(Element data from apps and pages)
== Segment start ==

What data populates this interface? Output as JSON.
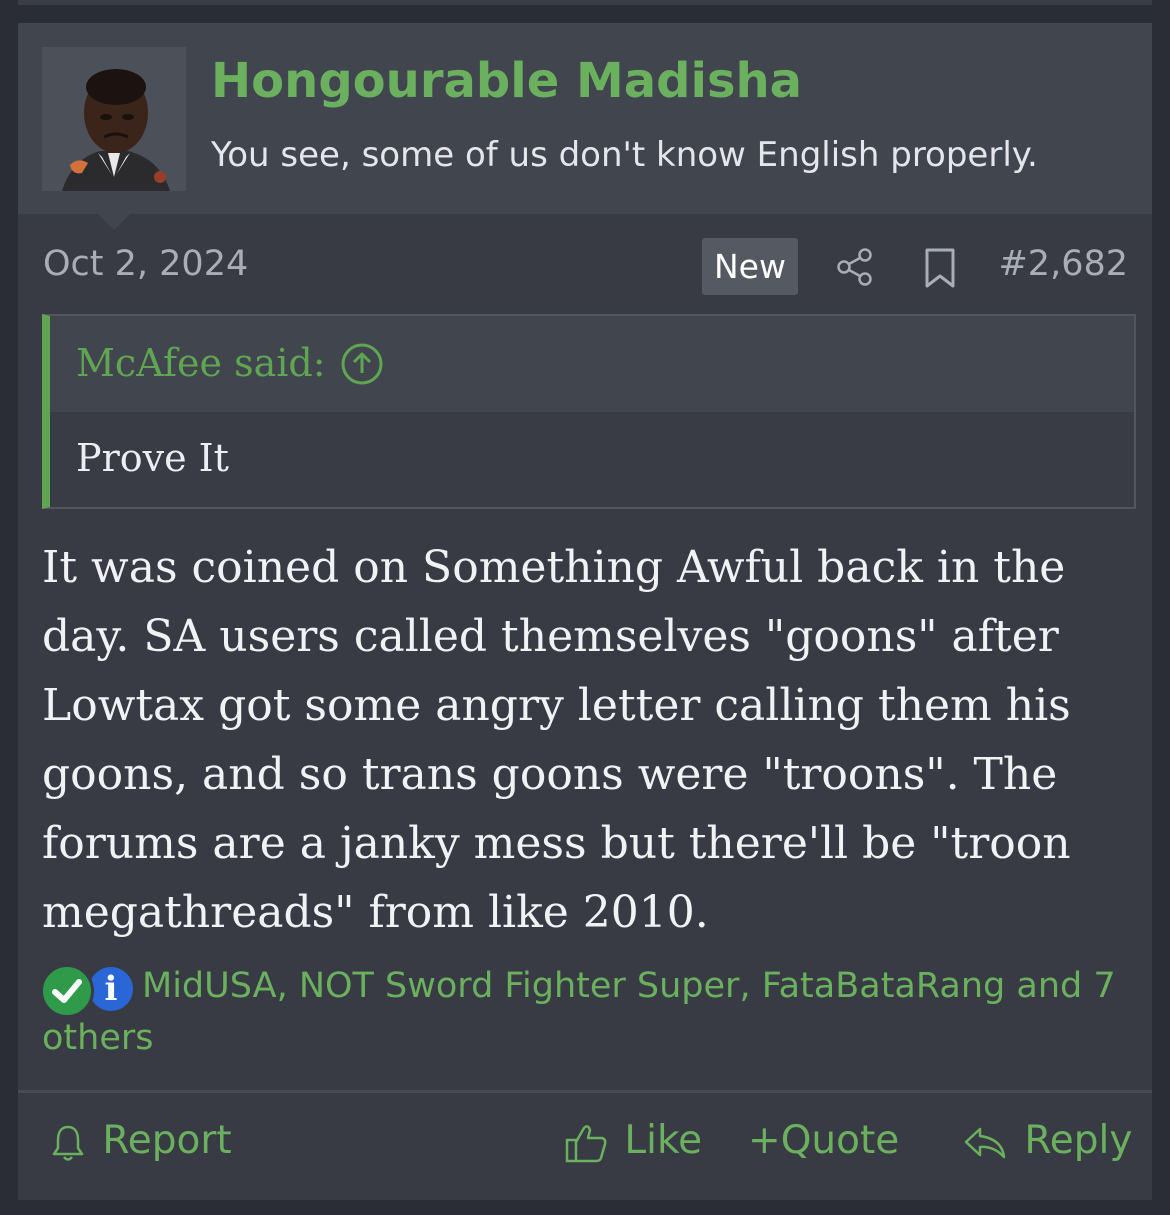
{
  "user": {
    "name": "Hongourable Madisha",
    "title": "You see, some of us don't know English properly."
  },
  "post": {
    "date": "Oct 2, 2024",
    "badge": "New",
    "number": "#2,682",
    "quote": {
      "author_line": "McAfee said:",
      "text": "Prove It"
    },
    "body": "It was coined on Something Awful back in the day. SA users called themselves \"goons\" after Lowtax got some angry letter calling them his goons, and so trans goons were \"troons\". The forums are a janky mess but there'll be \"troon megathreads\" from like 2010.",
    "reactions": {
      "icons": [
        "check-reaction-icon",
        "info-reaction-icon"
      ],
      "info_glyph": "i",
      "text": "MidUSA, NOT Sword Fighter Super, FataBataRang and 7 others"
    }
  },
  "actions": {
    "report": "Report",
    "like": "Like",
    "quote": "Quote",
    "quote_prefix": "+",
    "reply": "Reply"
  },
  "colors": {
    "accent_green": "#6bb05e",
    "panel_bg": "#383b43",
    "header_bg": "#41454e",
    "page_bg": "#2a2d33"
  }
}
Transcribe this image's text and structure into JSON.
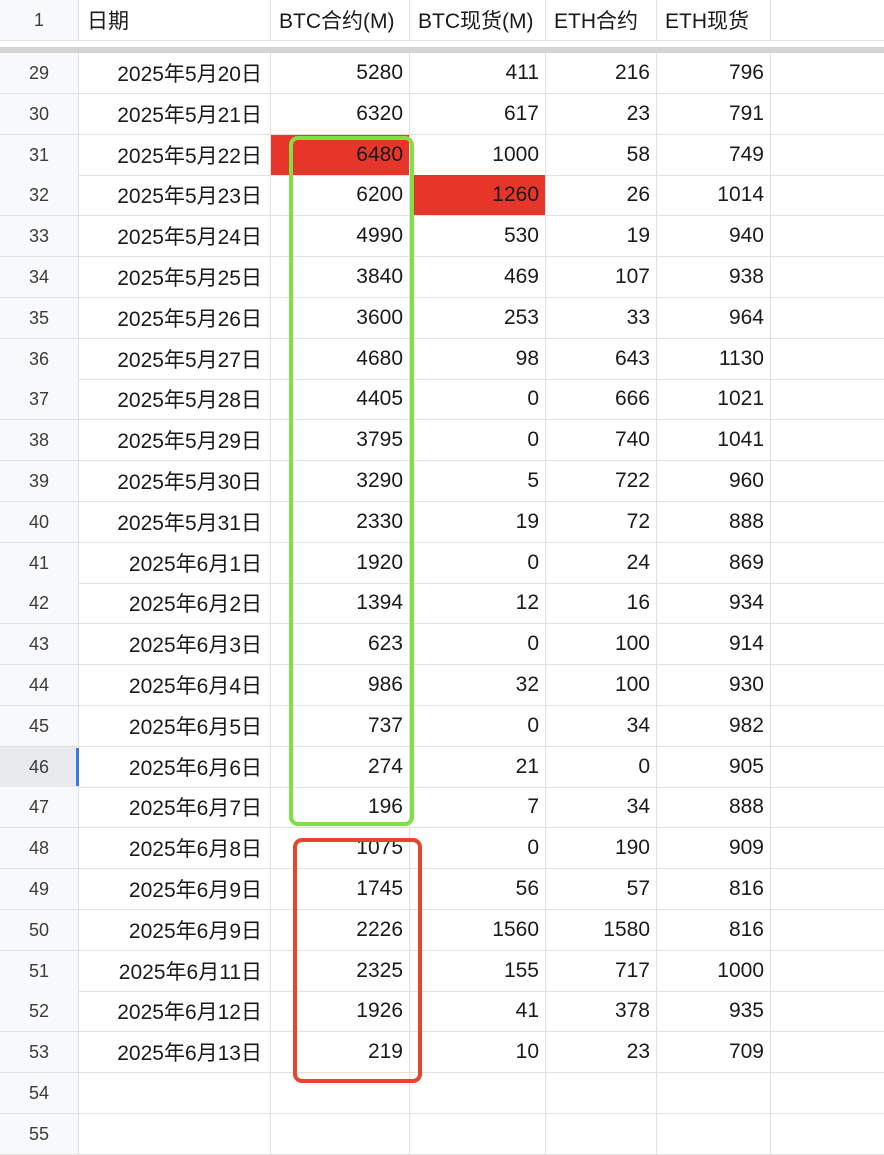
{
  "header": {
    "row_number": "1",
    "columns": [
      "日期",
      "BTC合约(M)",
      "BTC现货(M)",
      "ETH合约",
      "ETH现货"
    ]
  },
  "rows": [
    {
      "num": "29",
      "date": "2025年5月20日",
      "btc_futures": "5280",
      "btc_spot": "411",
      "eth_futures": "216",
      "eth_spot": "796"
    },
    {
      "num": "30",
      "date": "2025年5月21日",
      "btc_futures": "6320",
      "btc_spot": "617",
      "eth_futures": "23",
      "eth_spot": "791"
    },
    {
      "num": "31",
      "date": "2025年5月22日",
      "btc_futures": "6480",
      "btc_spot": "1000",
      "eth_futures": "58",
      "eth_spot": "749"
    },
    {
      "num": "32",
      "date": "2025年5月23日",
      "btc_futures": "6200",
      "btc_spot": "1260",
      "eth_futures": "26",
      "eth_spot": "1014"
    },
    {
      "num": "33",
      "date": "2025年5月24日",
      "btc_futures": "4990",
      "btc_spot": "530",
      "eth_futures": "19",
      "eth_spot": "940"
    },
    {
      "num": "34",
      "date": "2025年5月25日",
      "btc_futures": "3840",
      "btc_spot": "469",
      "eth_futures": "107",
      "eth_spot": "938"
    },
    {
      "num": "35",
      "date": "2025年5月26日",
      "btc_futures": "3600",
      "btc_spot": "253",
      "eth_futures": "33",
      "eth_spot": "964"
    },
    {
      "num": "36",
      "date": "2025年5月27日",
      "btc_futures": "4680",
      "btc_spot": "98",
      "eth_futures": "643",
      "eth_spot": "1130"
    },
    {
      "num": "37",
      "date": "2025年5月28日",
      "btc_futures": "4405",
      "btc_spot": "0",
      "eth_futures": "666",
      "eth_spot": "1021"
    },
    {
      "num": "38",
      "date": "2025年5月29日",
      "btc_futures": "3795",
      "btc_spot": "0",
      "eth_futures": "740",
      "eth_spot": "1041"
    },
    {
      "num": "39",
      "date": "2025年5月30日",
      "btc_futures": "3290",
      "btc_spot": "5",
      "eth_futures": "722",
      "eth_spot": "960"
    },
    {
      "num": "40",
      "date": "2025年5月31日",
      "btc_futures": "2330",
      "btc_spot": "19",
      "eth_futures": "72",
      "eth_spot": "888"
    },
    {
      "num": "41",
      "date": "2025年6月1日",
      "btc_futures": "1920",
      "btc_spot": "0",
      "eth_futures": "24",
      "eth_spot": "869"
    },
    {
      "num": "42",
      "date": "2025年6月2日",
      "btc_futures": "1394",
      "btc_spot": "12",
      "eth_futures": "16",
      "eth_spot": "934"
    },
    {
      "num": "43",
      "date": "2025年6月3日",
      "btc_futures": "623",
      "btc_spot": "0",
      "eth_futures": "100",
      "eth_spot": "914"
    },
    {
      "num": "44",
      "date": "2025年6月4日",
      "btc_futures": "986",
      "btc_spot": "32",
      "eth_futures": "100",
      "eth_spot": "930"
    },
    {
      "num": "45",
      "date": "2025年6月5日",
      "btc_futures": "737",
      "btc_spot": "0",
      "eth_futures": "34",
      "eth_spot": "982"
    },
    {
      "num": "46",
      "date": "2025年6月6日",
      "btc_futures": "274",
      "btc_spot": "21",
      "eth_futures": "0",
      "eth_spot": "905"
    },
    {
      "num": "47",
      "date": "2025年6月7日",
      "btc_futures": "196",
      "btc_spot": "7",
      "eth_futures": "34",
      "eth_spot": "888"
    },
    {
      "num": "48",
      "date": "2025年6月8日",
      "btc_futures": "1075",
      "btc_spot": "0",
      "eth_futures": "190",
      "eth_spot": "909"
    },
    {
      "num": "49",
      "date": "2025年6月9日",
      "btc_futures": "1745",
      "btc_spot": "56",
      "eth_futures": "57",
      "eth_spot": "816"
    },
    {
      "num": "50",
      "date": "2025年6月9日",
      "btc_futures": "2226",
      "btc_spot": "1560",
      "eth_futures": "1580",
      "eth_spot": "816"
    },
    {
      "num": "51",
      "date": "2025年6月11日",
      "btc_futures": "2325",
      "btc_spot": "155",
      "eth_futures": "717",
      "eth_spot": "1000"
    },
    {
      "num": "52",
      "date": "2025年6月12日",
      "btc_futures": "1926",
      "btc_spot": "41",
      "eth_futures": "378",
      "eth_spot": "935"
    },
    {
      "num": "53",
      "date": "2025年6月13日",
      "btc_futures": "219",
      "btc_spot": "10",
      "eth_futures": "23",
      "eth_spot": "709"
    },
    {
      "num": "54",
      "date": "",
      "btc_futures": "",
      "btc_spot": "",
      "eth_futures": "",
      "eth_spot": ""
    },
    {
      "num": "55",
      "date": "",
      "btc_futures": "",
      "btc_spot": "",
      "eth_futures": "",
      "eth_spot": ""
    }
  ],
  "highlight_colors": {
    "red_fill": "#e8352a",
    "green_outline": "#7fe043",
    "red_outline": "#e8452e",
    "selection": "#3b78e7"
  },
  "selected_row": "46"
}
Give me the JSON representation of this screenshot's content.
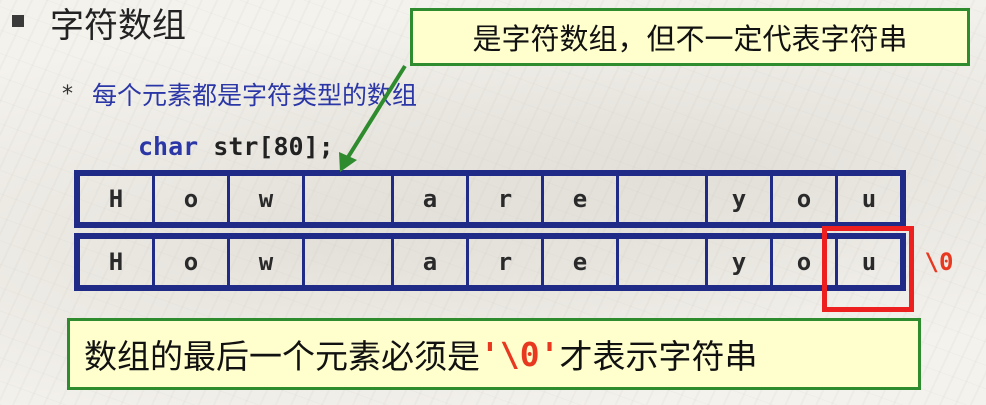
{
  "slide": {
    "title": "字符数组",
    "subtitle": "每个元素都是字符类型的数组",
    "star": "*",
    "code_keyword": "char",
    "code_rest": " str[80];"
  },
  "callout_top": {
    "text": "是字符数组，但不一定代表字符串"
  },
  "array_rows": [
    [
      "H",
      "o",
      "w",
      "",
      "a",
      "r",
      "e",
      "",
      "y",
      "o",
      "u",
      ""
    ],
    [
      "H",
      "o",
      "w",
      "",
      "a",
      "r",
      "e",
      "",
      "y",
      "o",
      "u",
      "\\0"
    ]
  ],
  "callout_bottom": {
    "before": "数组的最后一个元素必须是",
    "quoted": "'\\0'",
    "after": "才表示字符串"
  },
  "colors": {
    "callout_border": "#2e8b2e",
    "callout_fill": "#fffecd",
    "array_border": "#1f2b86",
    "highlight": "#ee1f1f",
    "keyword": "#2b37a6"
  }
}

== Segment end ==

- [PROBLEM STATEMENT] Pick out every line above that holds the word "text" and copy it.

- [OUTPUT OF THE EXERCISE]
      "text": "Prove It"
      "text": "MidUSA, NOT Sword Fighter Super, FataBataRang and 7 others"
Transcribe this image's text and structure into JSON.
    "text": "是字符数组，但不一定代表字符串"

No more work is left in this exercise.